• _Data under study_:

────────────────

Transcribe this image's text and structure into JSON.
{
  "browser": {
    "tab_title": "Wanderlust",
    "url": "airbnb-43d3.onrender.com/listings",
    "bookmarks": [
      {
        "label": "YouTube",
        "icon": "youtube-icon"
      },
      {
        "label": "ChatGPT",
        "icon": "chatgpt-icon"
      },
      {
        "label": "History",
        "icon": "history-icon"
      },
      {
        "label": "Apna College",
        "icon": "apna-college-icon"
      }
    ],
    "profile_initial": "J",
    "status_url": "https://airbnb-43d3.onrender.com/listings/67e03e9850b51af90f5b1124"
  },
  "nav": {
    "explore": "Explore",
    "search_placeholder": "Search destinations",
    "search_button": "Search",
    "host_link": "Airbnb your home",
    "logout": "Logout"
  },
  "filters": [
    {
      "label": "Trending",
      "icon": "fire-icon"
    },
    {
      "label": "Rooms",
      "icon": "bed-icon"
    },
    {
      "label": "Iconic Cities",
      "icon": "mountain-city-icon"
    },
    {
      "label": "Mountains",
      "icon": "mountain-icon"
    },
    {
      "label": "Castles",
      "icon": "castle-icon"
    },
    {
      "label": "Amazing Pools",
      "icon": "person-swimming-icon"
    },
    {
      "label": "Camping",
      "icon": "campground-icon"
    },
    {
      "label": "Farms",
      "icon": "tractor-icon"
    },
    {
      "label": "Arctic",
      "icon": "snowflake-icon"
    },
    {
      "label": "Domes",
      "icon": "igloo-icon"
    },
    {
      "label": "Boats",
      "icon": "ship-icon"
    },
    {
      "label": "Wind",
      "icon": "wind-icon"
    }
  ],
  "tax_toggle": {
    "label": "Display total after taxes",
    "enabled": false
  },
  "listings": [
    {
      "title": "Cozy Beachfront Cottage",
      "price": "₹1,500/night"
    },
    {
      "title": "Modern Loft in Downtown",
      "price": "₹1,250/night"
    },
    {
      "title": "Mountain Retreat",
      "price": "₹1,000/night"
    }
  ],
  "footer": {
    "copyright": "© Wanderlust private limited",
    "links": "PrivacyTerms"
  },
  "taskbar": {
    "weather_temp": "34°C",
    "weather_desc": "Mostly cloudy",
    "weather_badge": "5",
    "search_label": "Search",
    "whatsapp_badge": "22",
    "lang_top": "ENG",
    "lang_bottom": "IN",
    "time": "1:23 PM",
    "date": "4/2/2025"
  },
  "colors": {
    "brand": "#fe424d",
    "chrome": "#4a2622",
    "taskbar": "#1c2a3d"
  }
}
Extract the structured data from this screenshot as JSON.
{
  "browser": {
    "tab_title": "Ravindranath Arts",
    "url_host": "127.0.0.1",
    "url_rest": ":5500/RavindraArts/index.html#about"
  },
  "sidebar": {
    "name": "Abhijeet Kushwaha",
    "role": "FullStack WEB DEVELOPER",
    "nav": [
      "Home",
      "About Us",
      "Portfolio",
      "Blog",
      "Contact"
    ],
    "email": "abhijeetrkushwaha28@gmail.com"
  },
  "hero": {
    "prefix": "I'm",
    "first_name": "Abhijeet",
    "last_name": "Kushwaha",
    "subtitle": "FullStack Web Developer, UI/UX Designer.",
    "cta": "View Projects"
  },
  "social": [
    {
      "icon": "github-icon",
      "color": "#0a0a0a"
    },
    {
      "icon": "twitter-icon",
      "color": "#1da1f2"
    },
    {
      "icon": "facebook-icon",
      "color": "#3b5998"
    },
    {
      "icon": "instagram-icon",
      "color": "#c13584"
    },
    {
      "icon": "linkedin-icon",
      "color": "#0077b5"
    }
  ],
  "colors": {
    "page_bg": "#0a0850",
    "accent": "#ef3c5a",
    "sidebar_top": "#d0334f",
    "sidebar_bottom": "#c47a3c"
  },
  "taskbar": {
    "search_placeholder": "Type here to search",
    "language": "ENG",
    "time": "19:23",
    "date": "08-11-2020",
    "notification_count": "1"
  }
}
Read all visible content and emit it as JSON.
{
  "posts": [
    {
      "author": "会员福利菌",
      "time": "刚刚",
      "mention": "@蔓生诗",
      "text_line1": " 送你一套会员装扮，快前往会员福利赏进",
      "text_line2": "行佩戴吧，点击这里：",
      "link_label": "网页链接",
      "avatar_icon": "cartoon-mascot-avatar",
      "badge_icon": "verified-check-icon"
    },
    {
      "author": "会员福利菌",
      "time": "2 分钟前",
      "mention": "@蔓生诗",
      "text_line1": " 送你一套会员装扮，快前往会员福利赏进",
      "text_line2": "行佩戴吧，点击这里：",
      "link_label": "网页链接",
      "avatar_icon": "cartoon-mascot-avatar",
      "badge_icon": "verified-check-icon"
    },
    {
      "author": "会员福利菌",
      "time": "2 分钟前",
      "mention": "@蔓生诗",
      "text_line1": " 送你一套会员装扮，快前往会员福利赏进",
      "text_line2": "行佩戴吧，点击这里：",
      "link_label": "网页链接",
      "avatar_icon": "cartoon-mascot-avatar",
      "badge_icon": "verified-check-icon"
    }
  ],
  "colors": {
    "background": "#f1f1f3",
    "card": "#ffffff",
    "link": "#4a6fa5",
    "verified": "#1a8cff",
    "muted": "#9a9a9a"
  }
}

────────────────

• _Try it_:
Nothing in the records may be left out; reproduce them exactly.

• _Answer to this exercise_:
Transcribe this image's text and structure into JSON.
{
  "browser": {
    "tab_title": "Wanderlust",
    "url": "airbnb-43d3.onrender.com/listings",
    "bookmarks": [
      {
        "label": "YouTube",
        "icon": "youtube-icon"
      },
      {
        "label": "ChatGPT",
        "icon": "chatgpt-icon"
      },
      {
        "label": "History",
        "icon": "history-icon"
      },
      {
        "label": "Apna College",
        "icon": "apna-college-icon"
      }
    ],
    "profile_initial": "J",
    "status_url": "https://airbnb-43d3.onrender.com/listings/67e03e9850b51af90f5b1124"
  },
  "nav": {
    "explore": "Explore",
    "search_placeholder": "Search destinations",
    "search_button": "Search",
    "host_link": "Airbnb your home",
    "logout": "Logout"
  },
  "filters": [
    {
      "label": "Trending",
      "icon": "fire-icon"
    },
    {
      "label": "Rooms",
      "icon": "bed-icon"
    },
    {
      "label": "Iconic Cities",
      "icon": "mountain-city-icon"
    },
    {
      "label": "Mountains",
      "icon": "mountain-icon"
    },
    {
      "label": "Castles",
      "icon": "castle-icon"
    },
    {
      "label": "Amazing Pools",
      "icon": "person-swimming-icon"
    },
    {
      "label": "Camping",
      "icon": "campground-icon"
    },
    {
      "label": "Farms",
      "icon": "tractor-icon"
    },
    {
      "label": "Arctic",
      "icon": "snowflake-icon"
    },
    {
      "label": "Domes",
      "icon": "igloo-icon"
    },
    {
      "label": "Boats",
      "icon": "ship-icon"
    },
    {
      "label": "Wind",
      "icon": "wind-icon"
    }
  ],
  "tax_toggle": {
    "label": "Display total after taxes",
    "enabled": false
  },
  "listings": [
    {
      "title": "Cozy Beachfront Cottage",
      "price": "₹1,500/night"
    },
    {
      "title": "Modern Loft in Downtown",
      "price": "₹1,250/night"
    },
    {
      "title": "Mountain Retreat",
      "price": "₹1,000/night"
    }
  ],
  "footer": {
    "copyright": "© Wanderlust private limited",
    "links": "PrivacyTerms"
  },
  "taskbar": {
    "weather_temp": "34°C",
    "weather_desc": "Mostly cloudy",
    "weather_badge": "5",
    "search_label": "Search",
    "whatsapp_badge": "22",
    "lang_top": "ENG",
    "lang_bottom": "IN",
    "time": "1:23 PM",
    "date": "4/2/2025"
  },
  "colors": {
    "brand": "#fe424d",
    "chrome": "#4a2622",
    "taskbar": "#1c2a3d"
  }
}
Extract the structured data from this screenshot as JSON.
{
  "browser": {
    "tab_title": "Ravindranath Arts",
    "url_host": "127.0.0.1",
    "url_rest": ":5500/RavindraArts/index.html#about"
  },
  "sidebar": {
    "name": "Abhijeet Kushwaha",
    "role": "FullStack WEB DEVELOPER",
    "nav": [
      "Home",
      "About Us",
      "Portfolio",
      "Blog",
      "Contact"
    ],
    "email": "abhijeetrkushwaha28@gmail.com"
  },
  "hero": {
    "prefix": "I'm",
    "first_name": "Abhijeet",
    "last_name": "Kushwaha",
    "subtitle": "FullStack Web Developer, UI/UX Designer.",
    "cta": "View Projects"
  },
  "social": [
    {
      "icon": "github-icon",
      "color": "#0a0a0a"
    },
    {
      "icon": "twitter-icon",
      "color": "#1da1f2"
    },
    {
      "icon": "facebook-icon",
      "color": "#3b5998"
    },
    {
      "icon": "instagram-icon",
      "color": "#c13584"
    },
    {
      "icon": "linkedin-icon",
      "color": "#0077b5"
    }
  ],
  "colors": {
    "page_bg": "#0a0850",
    "accent": "#ef3c5a",
    "sidebar_top": "#d0334f",
    "sidebar_bottom": "#c47a3c"
  },
  "taskbar": {
    "search_placeholder": "Type here to search",
    "language": "ENG",
    "time": "19:23",
    "date": "08-11-2020",
    "notification_count": "1"
  }
}
Read all visible content and emit it as JSON.
{
  "posts": [
    {
      "author": "会员福利菌",
      "time": "刚刚",
      "mention": "@蔓生诗",
      "text_line1": " 送你一套会员装扮，快前往会员福利赏进",
      "text_line2": "行佩戴吧，点击这里：",
      "link_label": "网页链接",
      "avatar_icon": "cartoon-mascot-avatar",
      "badge_icon": "verified-check-icon"
    },
    {
      "author": "会员福利菌",
      "time": "2 分钟前",
      "mention": "@蔓生诗",
      "text_line1": " 送你一套会员装扮，快前往会员福利赏进",
      "text_line2": "行佩戴吧，点击这里：",
      "link_label": "网页链接",
      "avatar_icon": "cartoon-mascot-avatar",
      "badge_icon": "verified-check-icon"
    },
    {
      "author": "会员福利菌",
      "time": "2 分钟前",
      "mention": "@蔓生诗",
      "text_line1": " 送你一套会员装扮，快前往会员福利赏进",
      "text_line2": "行佩戴吧，点击这里：",
      "link_label": "网页链接",
      "avatar_icon": "cartoon-mascot-avatar",
      "badge_icon": "verified-check-icon"
    }
  ],
  "colors": {
    "background": "#f1f1f3",
    "card": "#ffffff",
    "link": "#4a6fa5",
    "verified": "#1a8cff",
    "muted": "#9a9a9a"
  }
}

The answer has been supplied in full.